[Entries taken from a collection]
-- Opening Marker --
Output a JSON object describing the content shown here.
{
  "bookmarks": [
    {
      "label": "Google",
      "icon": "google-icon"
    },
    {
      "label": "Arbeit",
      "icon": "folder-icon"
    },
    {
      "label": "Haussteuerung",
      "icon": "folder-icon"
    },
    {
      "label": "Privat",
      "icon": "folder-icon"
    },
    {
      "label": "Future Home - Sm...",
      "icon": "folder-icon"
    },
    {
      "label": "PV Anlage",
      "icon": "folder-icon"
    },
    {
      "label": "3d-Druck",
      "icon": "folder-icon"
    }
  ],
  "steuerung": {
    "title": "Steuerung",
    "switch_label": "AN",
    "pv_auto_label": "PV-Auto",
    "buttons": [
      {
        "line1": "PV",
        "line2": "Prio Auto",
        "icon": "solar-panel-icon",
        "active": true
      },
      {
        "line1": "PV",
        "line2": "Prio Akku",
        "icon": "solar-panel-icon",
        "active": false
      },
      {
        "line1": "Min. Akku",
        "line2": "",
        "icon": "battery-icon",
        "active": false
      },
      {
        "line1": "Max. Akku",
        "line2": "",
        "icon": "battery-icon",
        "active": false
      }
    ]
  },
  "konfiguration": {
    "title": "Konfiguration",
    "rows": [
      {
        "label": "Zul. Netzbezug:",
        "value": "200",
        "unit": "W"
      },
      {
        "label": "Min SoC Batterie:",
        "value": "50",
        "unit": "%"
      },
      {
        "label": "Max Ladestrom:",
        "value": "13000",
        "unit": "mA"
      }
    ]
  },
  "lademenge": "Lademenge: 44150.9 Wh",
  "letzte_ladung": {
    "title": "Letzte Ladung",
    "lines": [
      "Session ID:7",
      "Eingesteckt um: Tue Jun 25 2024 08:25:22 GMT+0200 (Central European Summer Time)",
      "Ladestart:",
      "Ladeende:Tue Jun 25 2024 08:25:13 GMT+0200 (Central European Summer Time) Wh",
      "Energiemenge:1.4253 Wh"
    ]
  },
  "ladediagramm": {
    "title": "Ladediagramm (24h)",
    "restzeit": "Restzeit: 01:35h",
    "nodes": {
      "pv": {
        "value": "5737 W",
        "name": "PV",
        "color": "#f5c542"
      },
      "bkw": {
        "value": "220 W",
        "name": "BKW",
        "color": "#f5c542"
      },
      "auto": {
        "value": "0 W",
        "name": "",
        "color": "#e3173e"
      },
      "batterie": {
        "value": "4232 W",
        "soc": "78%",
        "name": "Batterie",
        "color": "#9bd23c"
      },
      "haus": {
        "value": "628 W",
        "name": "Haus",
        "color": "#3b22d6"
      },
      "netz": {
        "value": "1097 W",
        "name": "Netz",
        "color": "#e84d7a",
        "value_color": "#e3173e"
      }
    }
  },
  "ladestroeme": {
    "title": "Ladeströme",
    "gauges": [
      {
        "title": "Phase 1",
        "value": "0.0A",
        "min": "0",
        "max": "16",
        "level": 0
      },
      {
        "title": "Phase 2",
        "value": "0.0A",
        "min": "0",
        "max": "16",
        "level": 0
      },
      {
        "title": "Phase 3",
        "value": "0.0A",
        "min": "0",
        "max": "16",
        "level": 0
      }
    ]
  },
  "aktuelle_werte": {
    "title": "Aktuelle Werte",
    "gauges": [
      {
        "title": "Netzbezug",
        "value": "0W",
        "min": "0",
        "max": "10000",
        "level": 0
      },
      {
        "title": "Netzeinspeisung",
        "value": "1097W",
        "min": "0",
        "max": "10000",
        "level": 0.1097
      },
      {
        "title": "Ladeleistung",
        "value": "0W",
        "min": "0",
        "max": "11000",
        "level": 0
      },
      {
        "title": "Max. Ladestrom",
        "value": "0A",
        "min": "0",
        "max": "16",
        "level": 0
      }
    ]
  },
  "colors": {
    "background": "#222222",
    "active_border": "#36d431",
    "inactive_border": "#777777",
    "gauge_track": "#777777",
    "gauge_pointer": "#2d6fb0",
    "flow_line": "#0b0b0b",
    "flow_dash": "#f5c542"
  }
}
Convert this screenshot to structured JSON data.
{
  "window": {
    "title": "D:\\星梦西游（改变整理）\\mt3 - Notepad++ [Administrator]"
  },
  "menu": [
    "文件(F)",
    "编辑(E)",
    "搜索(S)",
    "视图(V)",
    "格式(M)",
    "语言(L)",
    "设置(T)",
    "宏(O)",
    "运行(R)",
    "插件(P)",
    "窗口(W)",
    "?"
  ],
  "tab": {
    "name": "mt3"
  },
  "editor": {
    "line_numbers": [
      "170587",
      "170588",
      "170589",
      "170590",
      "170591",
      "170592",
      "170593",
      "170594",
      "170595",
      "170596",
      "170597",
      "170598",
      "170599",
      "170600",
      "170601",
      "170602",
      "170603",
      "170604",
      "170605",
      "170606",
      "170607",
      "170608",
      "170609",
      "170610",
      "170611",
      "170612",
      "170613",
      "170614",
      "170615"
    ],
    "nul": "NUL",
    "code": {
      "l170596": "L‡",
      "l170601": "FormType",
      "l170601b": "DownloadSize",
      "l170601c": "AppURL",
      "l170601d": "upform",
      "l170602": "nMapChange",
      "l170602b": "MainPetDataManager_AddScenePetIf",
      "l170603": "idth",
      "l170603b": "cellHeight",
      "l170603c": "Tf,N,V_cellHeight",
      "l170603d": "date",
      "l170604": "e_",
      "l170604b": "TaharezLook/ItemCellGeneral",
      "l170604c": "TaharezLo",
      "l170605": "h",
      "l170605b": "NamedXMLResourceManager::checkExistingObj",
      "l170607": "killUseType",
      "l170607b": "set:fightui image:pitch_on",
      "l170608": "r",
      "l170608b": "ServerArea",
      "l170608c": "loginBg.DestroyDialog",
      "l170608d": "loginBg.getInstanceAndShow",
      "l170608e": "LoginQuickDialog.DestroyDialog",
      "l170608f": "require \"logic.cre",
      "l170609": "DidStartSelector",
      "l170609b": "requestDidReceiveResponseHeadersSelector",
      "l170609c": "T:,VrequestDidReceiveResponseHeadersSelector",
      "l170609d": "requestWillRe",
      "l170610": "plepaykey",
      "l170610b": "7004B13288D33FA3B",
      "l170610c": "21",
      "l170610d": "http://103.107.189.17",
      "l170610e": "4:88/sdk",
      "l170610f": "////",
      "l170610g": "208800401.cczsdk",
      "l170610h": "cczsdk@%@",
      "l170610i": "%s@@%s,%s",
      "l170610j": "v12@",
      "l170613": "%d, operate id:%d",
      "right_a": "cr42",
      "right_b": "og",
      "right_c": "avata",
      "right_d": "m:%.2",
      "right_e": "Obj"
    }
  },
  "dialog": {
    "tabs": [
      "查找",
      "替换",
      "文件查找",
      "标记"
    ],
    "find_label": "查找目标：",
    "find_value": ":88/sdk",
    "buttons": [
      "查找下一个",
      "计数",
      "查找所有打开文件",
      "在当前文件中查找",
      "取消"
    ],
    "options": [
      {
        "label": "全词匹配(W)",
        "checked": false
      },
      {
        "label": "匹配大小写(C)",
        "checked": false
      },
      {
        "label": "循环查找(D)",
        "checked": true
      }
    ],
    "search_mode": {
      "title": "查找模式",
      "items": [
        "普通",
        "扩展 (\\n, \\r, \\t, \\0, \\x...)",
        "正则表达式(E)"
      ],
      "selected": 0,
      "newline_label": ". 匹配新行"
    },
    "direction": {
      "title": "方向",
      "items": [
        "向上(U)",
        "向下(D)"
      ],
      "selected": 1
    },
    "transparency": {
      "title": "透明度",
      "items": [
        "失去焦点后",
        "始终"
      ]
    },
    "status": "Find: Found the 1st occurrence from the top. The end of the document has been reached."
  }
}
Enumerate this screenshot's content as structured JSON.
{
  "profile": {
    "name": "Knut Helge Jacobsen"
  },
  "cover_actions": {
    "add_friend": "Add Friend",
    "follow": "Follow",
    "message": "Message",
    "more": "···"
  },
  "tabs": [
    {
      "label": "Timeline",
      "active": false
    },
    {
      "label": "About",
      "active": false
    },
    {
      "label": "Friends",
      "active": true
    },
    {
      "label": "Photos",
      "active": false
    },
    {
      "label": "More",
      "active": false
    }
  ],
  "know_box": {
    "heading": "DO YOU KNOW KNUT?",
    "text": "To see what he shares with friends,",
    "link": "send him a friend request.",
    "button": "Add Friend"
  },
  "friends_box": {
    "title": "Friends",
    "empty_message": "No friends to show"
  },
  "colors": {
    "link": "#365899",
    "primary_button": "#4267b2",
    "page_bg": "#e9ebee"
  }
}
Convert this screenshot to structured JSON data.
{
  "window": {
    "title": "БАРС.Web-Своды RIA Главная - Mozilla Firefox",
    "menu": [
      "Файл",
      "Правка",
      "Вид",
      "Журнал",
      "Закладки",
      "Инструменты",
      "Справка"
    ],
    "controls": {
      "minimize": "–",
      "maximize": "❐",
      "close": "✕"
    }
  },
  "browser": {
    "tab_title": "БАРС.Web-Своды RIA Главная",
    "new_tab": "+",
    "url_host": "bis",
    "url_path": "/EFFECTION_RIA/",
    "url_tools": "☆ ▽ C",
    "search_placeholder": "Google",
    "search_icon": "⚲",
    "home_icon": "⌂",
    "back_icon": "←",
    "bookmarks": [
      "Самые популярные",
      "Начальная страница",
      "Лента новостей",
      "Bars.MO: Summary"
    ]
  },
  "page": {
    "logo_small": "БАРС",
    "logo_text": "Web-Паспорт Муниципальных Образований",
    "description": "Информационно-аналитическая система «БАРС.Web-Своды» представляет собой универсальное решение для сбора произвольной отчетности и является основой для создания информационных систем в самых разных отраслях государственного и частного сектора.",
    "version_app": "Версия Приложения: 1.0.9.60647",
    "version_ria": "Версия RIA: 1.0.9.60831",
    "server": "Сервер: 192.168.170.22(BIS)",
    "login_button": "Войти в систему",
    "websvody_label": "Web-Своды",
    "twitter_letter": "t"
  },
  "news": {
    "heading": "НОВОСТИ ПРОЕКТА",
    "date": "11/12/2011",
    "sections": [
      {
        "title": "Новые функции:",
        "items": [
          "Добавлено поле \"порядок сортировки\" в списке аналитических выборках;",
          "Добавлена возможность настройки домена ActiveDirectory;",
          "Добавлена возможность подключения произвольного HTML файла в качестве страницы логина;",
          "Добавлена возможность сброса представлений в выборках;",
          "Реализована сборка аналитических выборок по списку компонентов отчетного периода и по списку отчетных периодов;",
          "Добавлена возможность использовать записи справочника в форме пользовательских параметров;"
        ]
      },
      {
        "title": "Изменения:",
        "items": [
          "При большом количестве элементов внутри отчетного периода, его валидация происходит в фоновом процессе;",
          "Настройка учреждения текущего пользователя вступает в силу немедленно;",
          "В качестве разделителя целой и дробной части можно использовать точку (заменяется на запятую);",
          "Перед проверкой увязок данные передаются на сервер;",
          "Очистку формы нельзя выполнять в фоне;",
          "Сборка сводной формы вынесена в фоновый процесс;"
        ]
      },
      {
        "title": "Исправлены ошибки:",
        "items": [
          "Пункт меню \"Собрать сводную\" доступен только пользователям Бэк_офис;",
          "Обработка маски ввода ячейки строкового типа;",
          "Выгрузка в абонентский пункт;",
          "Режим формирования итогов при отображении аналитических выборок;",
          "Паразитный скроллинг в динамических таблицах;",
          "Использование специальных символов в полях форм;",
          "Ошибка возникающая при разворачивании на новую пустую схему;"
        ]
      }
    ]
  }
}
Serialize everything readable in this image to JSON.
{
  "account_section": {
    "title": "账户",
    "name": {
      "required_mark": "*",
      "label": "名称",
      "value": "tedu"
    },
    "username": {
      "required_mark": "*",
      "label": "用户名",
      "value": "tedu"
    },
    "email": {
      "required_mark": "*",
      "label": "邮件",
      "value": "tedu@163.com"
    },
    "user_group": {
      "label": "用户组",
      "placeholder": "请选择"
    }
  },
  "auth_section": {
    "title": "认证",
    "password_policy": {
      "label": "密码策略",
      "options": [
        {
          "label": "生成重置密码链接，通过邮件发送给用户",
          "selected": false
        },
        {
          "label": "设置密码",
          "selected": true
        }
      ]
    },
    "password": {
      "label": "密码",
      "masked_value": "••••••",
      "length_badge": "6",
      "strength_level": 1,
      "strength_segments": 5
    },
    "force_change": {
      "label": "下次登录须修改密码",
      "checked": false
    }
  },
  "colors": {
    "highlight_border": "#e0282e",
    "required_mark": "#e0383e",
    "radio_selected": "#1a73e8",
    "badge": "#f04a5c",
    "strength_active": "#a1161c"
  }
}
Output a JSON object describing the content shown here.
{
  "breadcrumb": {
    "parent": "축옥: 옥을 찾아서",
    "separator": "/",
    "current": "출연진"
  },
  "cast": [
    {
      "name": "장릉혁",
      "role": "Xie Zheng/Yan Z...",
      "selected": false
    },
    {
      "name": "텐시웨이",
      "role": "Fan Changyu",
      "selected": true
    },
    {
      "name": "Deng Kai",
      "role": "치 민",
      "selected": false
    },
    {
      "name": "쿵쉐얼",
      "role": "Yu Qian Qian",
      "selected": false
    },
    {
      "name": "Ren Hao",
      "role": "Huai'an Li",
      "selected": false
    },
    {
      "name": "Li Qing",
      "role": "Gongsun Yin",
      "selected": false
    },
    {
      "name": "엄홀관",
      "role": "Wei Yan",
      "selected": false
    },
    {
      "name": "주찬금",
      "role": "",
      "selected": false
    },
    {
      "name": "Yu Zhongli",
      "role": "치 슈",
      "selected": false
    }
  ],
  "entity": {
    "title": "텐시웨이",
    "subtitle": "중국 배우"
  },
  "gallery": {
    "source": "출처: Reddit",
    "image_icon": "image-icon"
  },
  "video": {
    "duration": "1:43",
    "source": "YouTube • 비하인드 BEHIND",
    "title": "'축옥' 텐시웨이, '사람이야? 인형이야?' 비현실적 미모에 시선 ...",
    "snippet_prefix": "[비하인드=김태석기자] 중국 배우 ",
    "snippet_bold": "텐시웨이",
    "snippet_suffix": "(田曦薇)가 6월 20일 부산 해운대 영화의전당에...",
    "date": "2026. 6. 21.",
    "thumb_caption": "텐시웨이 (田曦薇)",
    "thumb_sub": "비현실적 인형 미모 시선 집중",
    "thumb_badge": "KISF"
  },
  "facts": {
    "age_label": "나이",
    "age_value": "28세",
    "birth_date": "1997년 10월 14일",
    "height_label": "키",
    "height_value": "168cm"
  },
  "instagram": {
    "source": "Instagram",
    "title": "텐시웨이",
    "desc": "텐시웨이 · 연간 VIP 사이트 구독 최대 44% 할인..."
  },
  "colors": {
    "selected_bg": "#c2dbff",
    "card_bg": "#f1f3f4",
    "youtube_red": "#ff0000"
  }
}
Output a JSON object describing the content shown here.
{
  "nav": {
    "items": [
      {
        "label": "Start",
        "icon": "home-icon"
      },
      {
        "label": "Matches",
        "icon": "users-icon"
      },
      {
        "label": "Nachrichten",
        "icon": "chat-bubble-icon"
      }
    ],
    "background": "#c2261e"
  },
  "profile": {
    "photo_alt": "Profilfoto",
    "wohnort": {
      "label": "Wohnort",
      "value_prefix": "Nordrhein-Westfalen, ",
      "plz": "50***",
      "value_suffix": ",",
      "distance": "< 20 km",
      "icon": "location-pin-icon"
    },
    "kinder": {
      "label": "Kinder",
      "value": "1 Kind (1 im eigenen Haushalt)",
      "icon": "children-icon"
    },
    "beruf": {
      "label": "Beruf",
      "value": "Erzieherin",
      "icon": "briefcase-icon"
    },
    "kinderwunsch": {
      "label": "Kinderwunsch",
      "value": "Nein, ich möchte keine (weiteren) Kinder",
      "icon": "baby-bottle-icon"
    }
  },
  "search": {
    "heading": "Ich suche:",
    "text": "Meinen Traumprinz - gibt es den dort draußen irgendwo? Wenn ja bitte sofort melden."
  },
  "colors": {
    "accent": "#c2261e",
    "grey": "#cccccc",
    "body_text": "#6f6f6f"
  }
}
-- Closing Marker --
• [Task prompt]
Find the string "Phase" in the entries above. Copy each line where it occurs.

• [Exercise result]
        "title": "Phase 1",
        "title": "Phase 2",
        "title": "Phase 3",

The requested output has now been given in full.